Tattersall then looked at Arsuaga, who was sitting in the audience waiting to speak next: “My central plea is to the colleagues who assigned the Sima de los Huesos fossils to H. heidelbergensis. They are clearly not Neandertals, but not being a Neandertal does not make them H. heidelbergensis. They need another name.”
A hush fell over the room as Tattersall sat down and Arsuaga got up to speak. To nearly everyone’s surprise, Arsuaga agreed that the Sima de los Huesos skulls looked nothing like other H. heidelbergensis specimens. Nor, he said, do 13 other skulls his team had recently excavated there. “We have always said that we put the Sima hominins under the H. heidelbergensis umbrella for convenience, for practical reasons,” Arsuaga said….”
Jean-Jacques Hublin who wasn’t even at the meeting argues that these bones have some Neanderthal features which came from the story called; the “accretion” model. On the other hand, Balter argues “to scrap the species name H. heidelbergensis and lump all of these fossils, including those from Sima, together as H. neanderthalensis.” This would certain make Neanderthals a morphologically diverse group covering a long span of time but what about Heidelberg Man? Conflict arose with Chris Stringer and Bischoff who defended the date as a “conservative” estimate. The fossils could be even older, he claims, but not younger. Names not important?
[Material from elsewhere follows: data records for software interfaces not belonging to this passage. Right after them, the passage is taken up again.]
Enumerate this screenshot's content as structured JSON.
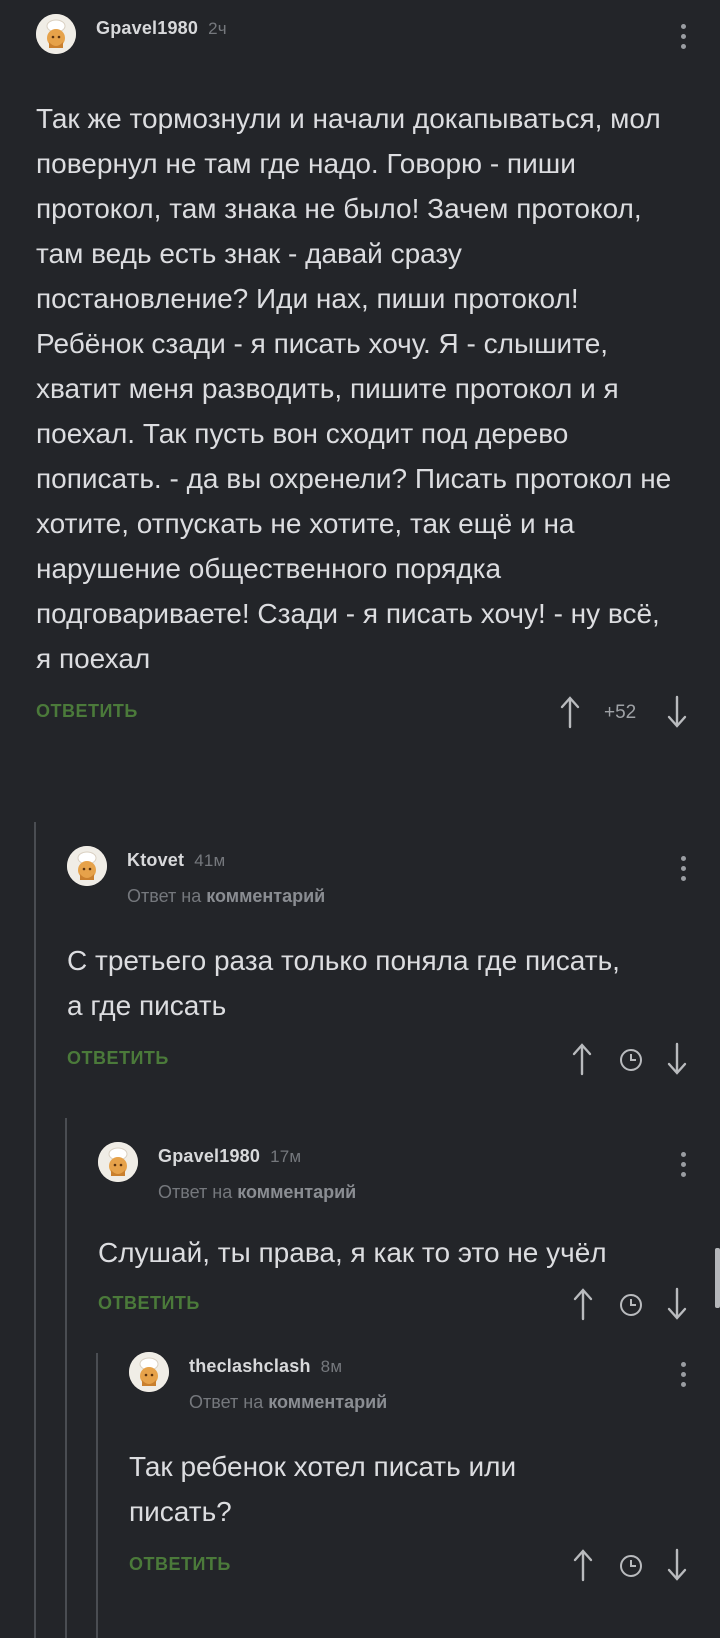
{
  "comments": [
    {
      "author": "Gpavel1980",
      "time": "2ч",
      "text": "Так же тормознули и начали докапываться, мол повернул не там где надо. Говорю - пиши протокол, там знака не было! Зачем протокол, там ведь есть знак - давай сразу постановление? Иди нах, пиши протокол! Ребёнок сзади - я писать хочу. Я - слышите, хватит меня разводить, пишите протокол и я поехал. Так пусть вон сходит под дерево пописать. - да вы охренели? Писать протокол не хотите, отпускать не хотите, так ещё и на нарушение общественного порядка подговариваете! Сзади - я писать хочу! - ну всё, я поехал",
      "reply_label": "ОТВЕТИТЬ",
      "rating": "+52"
    },
    {
      "author": "Ktovet",
      "time": "41м",
      "reply_prefix": "Ответ на",
      "reply_target": "комментарий",
      "text": "С третьего раза только поняла где писать, а где писать",
      "reply_label": "ОТВЕТИТЬ"
    },
    {
      "author": "Gpavel1980",
      "time": "17м",
      "reply_prefix": "Ответ на",
      "reply_target": "комментарий",
      "text": "Слушай, ты права, я как то это не учёл",
      "reply_label": "ОТВЕТИТЬ"
    },
    {
      "author": "theclashclash",
      "time": "8м",
      "reply_prefix": "Ответ на",
      "reply_target": "комментарий",
      "text": "Так ребенок хотел писать или писать?",
      "reply_label": "ОТВЕТИТЬ"
    }
  ],
  "icons": {
    "avatar": "chef-avatar-icon",
    "upvote": "arrow-up-icon",
    "downvote": "arrow-down-icon",
    "rating_hidden": "clock-icon",
    "menu": "more-vertical-icon"
  },
  "colors": {
    "background": "#232529",
    "reply_button": "#4b7a3a",
    "text": "#dcdde0",
    "muted": "#75787d"
  }
}
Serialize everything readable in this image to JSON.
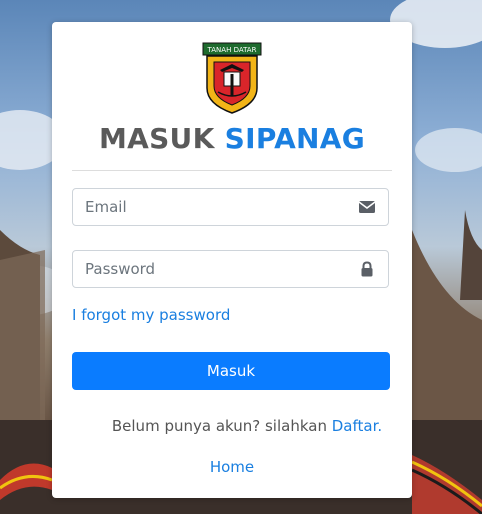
{
  "logo": {
    "banner_text": "TANAH DATAR",
    "name": "tanah-datar-emblem"
  },
  "title": {
    "part1": "MASUK",
    "part2": "SIPANAG"
  },
  "form": {
    "email_placeholder": "Email",
    "email_value": "",
    "password_placeholder": "Password",
    "password_value": "",
    "email_icon": "envelope-icon",
    "password_icon": "lock-icon"
  },
  "links": {
    "forgot": "I forgot my password",
    "register_prompt": "Belum punya akun? silahkan",
    "register_link": "Daftar.",
    "home": "Home"
  },
  "buttons": {
    "submit": "Masuk"
  },
  "colors": {
    "accent": "#0a7cff",
    "link": "#1a7fe0",
    "title_dark": "#5a5a5a"
  }
}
“But Tattersall insists that names do matter, even if more of them are required to classify the fossil record. “Species have an independent existence in nature,” he says. “They are the basic actors in the evolutionary play, and if you don’t know who the cast is, you will never understand the plot.”
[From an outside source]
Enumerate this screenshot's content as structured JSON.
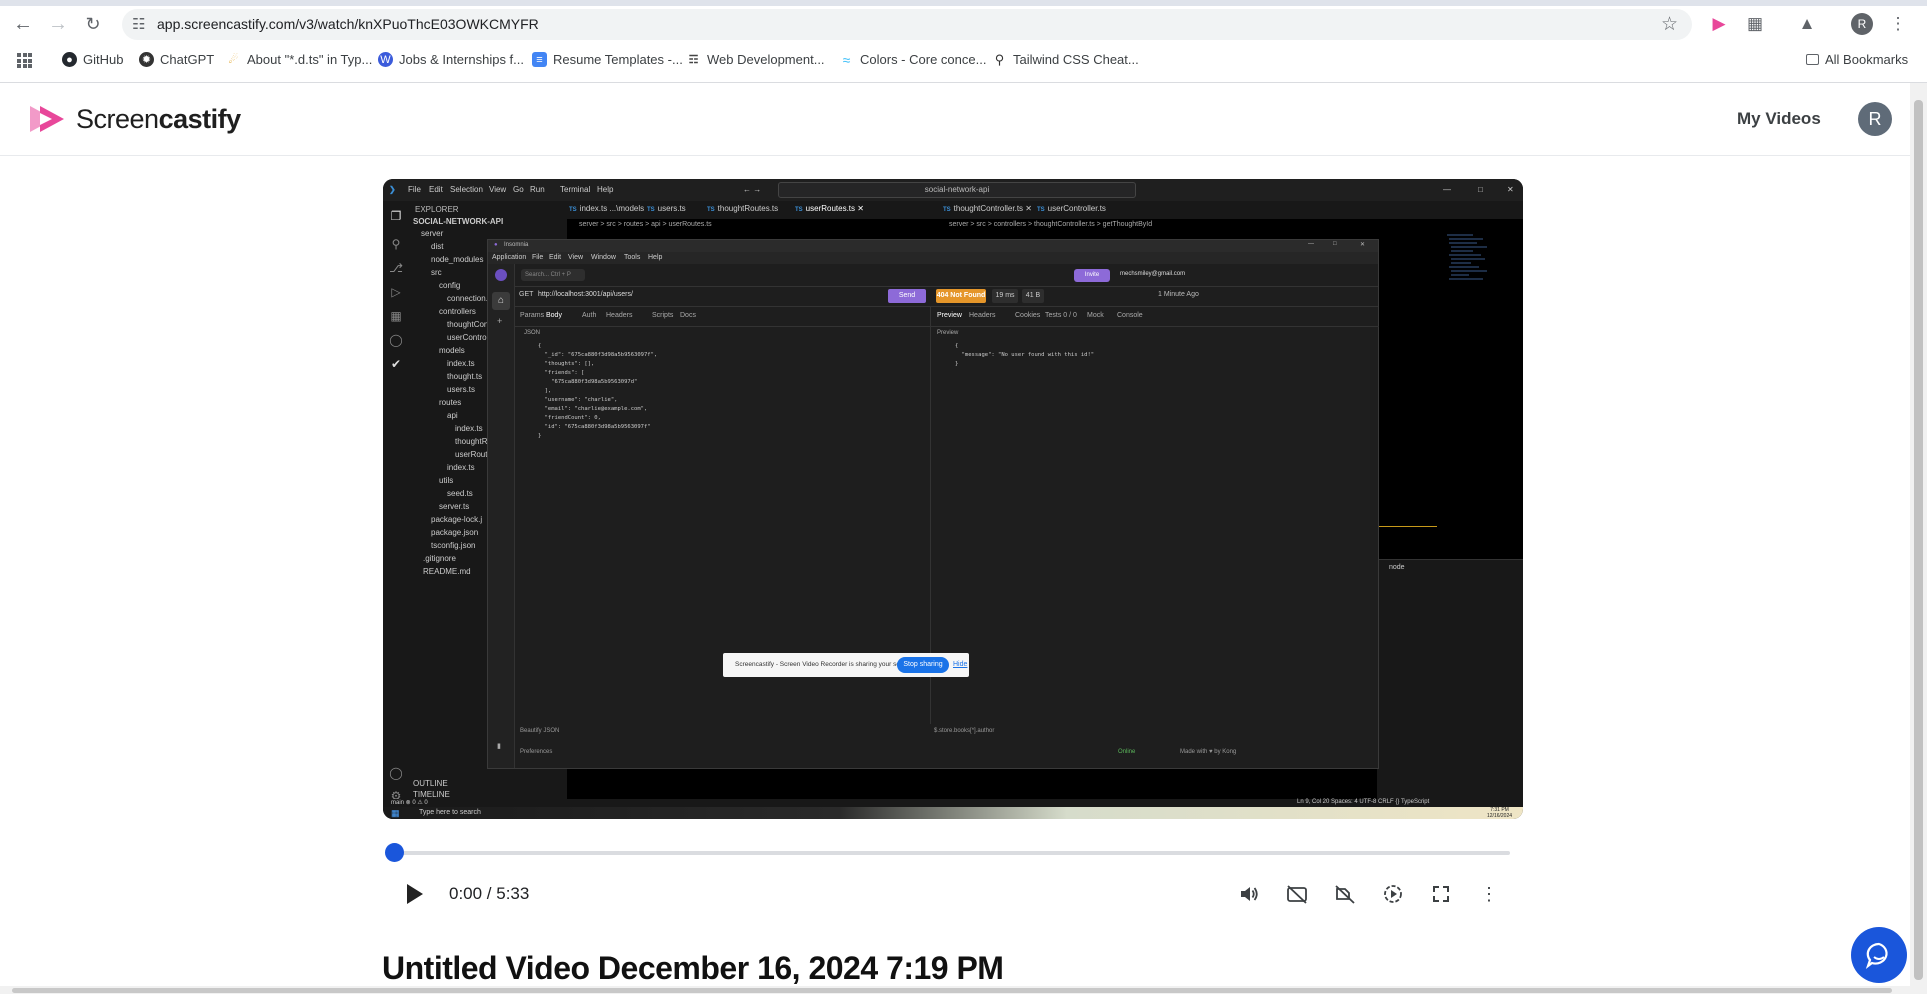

Oh, Tattersall claims, we must understand with names, “the plot” of the evolutionary story. More controversy with another aspect of this complex story not conducted by the bones, modern humans emerged from Africa 50,000 years ago and displaced the earlier hominins living there. But other observations such as the one in Levant (Israel-Lebanon), where “modern humans apparently lived alongside Neandertals between about 130,000 and 75,000 years ago, as part of what some scientists have called a “failed dispersal.”
Struggling with contrary evidence is evident which made the bones just props for the evolutionary story. To believe in it, you have to suspend reality. Let’s put it this way, there is no further reason to deny calling them all Homo sapiens – human beings.